In one case, a trolley of groceries cost almost £10 more in a smaller shop than at the same company’s superstore.

BBC show Inside Out looked at a mix of own-brand and branded items from two different types of Tesco, Sainsbury’s, Marks and Spencer and Waitrose stores.

At Marks and Spencer, the same trolley of shopping cost £103.26 at the Birmingham High Street store and £112.44 at Simply Food in Birmingham New Street Station.

In the Tesco superstore on Camden Street, Birmingham, a banana cost 9p, but was priced at 25p at the Tesco Express in Fredrick Street, a mark-up of 177%.

The shops were visited between September and October this year.

Shopper Maggie Henning told the BBC she found she was spending more at Tesco Express after a Tesco supermarket she previously used in Birmingham, at Fiveways, closed.

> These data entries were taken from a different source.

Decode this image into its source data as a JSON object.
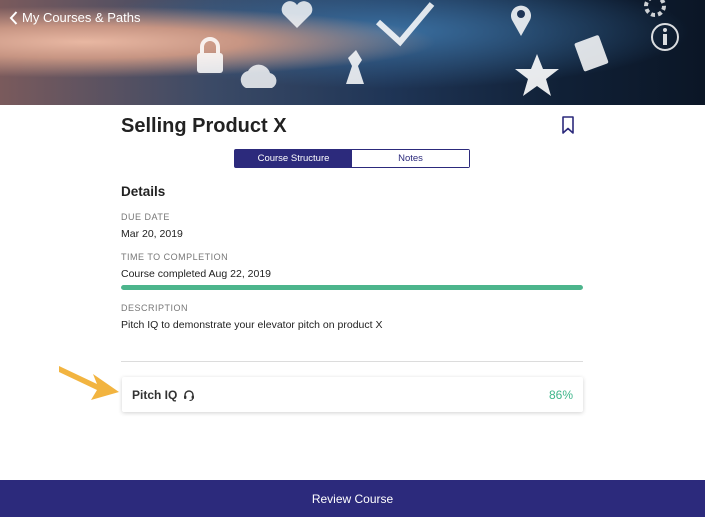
{
  "nav": {
    "back_label": "My Courses & Paths"
  },
  "course": {
    "title": "Selling Product X"
  },
  "tabs": [
    {
      "label": "Course Structure",
      "active": true
    },
    {
      "label": "Notes",
      "active": false
    }
  ],
  "details": {
    "heading": "Details",
    "due_date_label": "DUE DATE",
    "due_date": "Mar 20, 2019",
    "time_label": "TIME TO COMPLETION",
    "time_value": "Course completed Aug 22, 2019",
    "progress_fraction": 1.0,
    "description_label": "DESCRIPTION",
    "description": "Pitch IQ to demonstrate your elevator pitch on product X"
  },
  "items": [
    {
      "name": "Pitch IQ",
      "icon": "headset-icon",
      "score": "86%"
    }
  ],
  "footer": {
    "label": "Review Course"
  },
  "colors": {
    "primary": "#2c2a7c",
    "success": "#4cb58c",
    "arrow": "#f2b440"
  }
}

She said: “It’s people like me, who need a convenience store because they haven’t got a car or can’t get to a large supermarket, that are actually paying the price for that.”

An analysis by Sylvia Rook – lead officer, Chartered Trading Standards Institute, explained that with normal economy and supplier demand, it is often the case that smaller shops, and those in more remote areas, will charge more.

Rook added that, with smaller stores, deliveries are also harder to get to them.

She believes shops must indicate whether an offer does not apply to small stores as well and sometimes shoppers will see in small print “not available in local stores”.

In reported statements, the supermarkets all agreed the increase in prices was because of higher operating costs in the convenience stores.

A Sainsbury’s spokesperson told Food Management Today: “There may be price and promotion differences between convenience stores and supermarkets where Sainsbury’s Local stores are located in city or town centre locations with higher operating costs.”

The full investigation can be seen on BBC Inside Out West Midlands at 7.30pm on BBC One tonight (Monday 19th November) and for 30 days after on the BBC iPlayer.

Food Management Today contacted all the retailers mentioned in the BBC report for comment.